Socratic Logic V3.1 by Peter Kreeft Ph.D.
The Trivium – The Liberal Arts Of Grammar & Rhetoric by Sister Miriam Joseph Ph.D.
How To Read A Book – The Classic Guide To Intelligent Reading by Mortimer J. Adler & Charles Van Doren
Philosophy 101 – An Introduction To Philosophy Via Plato’s Apology by Peter Kreeft Ph.D.
The Complete Workbook For Arguments – A Complete Course In Critical Thinking [2nd Ed.] by David R. Morrow & Anthony Weston
The Imaginative Argument – A Practical Manifesto For Writers by Frank L. Cioffi

The following books reviewed below cover the disturbing issues within the public schooling system:

Rotten To The Common Core by Dr. Joseph P. Farrell Ph.D.& Gary Lawrence
Dumbing Us Down – The Hidden Curriculum Of Compulsory Schooling by John Taylor Gatto

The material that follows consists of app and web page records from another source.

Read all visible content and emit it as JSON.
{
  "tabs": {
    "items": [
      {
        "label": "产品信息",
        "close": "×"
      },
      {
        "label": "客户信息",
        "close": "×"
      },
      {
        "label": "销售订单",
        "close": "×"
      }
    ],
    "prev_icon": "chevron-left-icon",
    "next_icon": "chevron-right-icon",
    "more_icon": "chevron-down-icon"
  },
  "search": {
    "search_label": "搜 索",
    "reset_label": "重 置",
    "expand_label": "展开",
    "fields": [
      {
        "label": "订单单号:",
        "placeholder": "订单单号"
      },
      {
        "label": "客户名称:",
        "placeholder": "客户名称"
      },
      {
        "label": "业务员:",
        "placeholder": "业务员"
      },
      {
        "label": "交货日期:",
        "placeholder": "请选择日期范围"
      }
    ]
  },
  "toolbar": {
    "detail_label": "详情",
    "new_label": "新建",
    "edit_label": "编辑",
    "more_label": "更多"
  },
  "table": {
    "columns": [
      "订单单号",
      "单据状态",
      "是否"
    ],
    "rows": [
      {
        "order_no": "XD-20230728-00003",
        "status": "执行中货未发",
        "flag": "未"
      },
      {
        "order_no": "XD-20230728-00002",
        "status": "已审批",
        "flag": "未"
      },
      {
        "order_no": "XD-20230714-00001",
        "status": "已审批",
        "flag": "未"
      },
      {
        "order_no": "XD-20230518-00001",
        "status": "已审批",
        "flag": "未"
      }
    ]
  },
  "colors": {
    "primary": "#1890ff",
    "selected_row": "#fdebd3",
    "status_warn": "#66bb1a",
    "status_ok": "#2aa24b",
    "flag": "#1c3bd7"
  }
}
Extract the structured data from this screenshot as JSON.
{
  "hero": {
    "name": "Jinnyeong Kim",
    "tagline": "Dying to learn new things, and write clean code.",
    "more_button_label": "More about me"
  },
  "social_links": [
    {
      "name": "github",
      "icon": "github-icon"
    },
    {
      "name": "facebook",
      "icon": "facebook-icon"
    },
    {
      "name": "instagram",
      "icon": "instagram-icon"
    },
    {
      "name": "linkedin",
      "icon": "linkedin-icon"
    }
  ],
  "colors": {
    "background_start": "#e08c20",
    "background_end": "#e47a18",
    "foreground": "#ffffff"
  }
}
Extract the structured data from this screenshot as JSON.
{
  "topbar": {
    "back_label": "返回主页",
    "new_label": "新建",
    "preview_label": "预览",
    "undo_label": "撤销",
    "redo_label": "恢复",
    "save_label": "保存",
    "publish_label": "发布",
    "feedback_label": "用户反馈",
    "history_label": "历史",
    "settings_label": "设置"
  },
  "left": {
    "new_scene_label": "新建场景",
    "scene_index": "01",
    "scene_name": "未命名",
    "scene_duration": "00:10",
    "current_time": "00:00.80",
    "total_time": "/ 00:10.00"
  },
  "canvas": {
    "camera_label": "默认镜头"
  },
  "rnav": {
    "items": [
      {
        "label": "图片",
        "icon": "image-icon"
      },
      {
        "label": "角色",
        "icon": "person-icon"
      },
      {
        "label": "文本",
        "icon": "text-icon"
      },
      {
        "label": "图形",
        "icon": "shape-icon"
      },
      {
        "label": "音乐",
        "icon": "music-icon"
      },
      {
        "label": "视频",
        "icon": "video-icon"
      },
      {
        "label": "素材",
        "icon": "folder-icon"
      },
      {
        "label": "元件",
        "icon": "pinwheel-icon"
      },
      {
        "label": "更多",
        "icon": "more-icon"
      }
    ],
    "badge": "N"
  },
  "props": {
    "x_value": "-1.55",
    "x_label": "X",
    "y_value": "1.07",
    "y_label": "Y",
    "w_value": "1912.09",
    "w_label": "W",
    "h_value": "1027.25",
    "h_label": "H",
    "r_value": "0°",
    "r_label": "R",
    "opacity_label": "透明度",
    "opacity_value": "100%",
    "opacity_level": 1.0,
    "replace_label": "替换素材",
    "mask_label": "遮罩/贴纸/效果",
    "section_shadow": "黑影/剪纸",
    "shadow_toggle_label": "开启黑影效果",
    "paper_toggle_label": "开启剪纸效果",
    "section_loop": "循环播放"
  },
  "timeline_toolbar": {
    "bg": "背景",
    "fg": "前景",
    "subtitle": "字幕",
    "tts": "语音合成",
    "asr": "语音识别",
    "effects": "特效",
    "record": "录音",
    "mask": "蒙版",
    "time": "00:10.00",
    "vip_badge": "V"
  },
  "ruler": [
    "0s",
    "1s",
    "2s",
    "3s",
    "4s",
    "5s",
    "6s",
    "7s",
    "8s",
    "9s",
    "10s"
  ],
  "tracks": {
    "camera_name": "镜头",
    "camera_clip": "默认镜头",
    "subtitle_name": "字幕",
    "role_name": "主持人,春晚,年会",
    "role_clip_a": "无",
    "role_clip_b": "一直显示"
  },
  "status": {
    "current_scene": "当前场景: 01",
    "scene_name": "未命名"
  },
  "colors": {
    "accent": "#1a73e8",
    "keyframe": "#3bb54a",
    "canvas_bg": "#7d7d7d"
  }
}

A Different Kind Of Teacher – Solving The Crisis Of American Schooling by John Taylor Gatto
Weapons Of Mass Instruction by John Taylor Gatto
Drilling Through The Core, by Sandra Stotsky & Contributors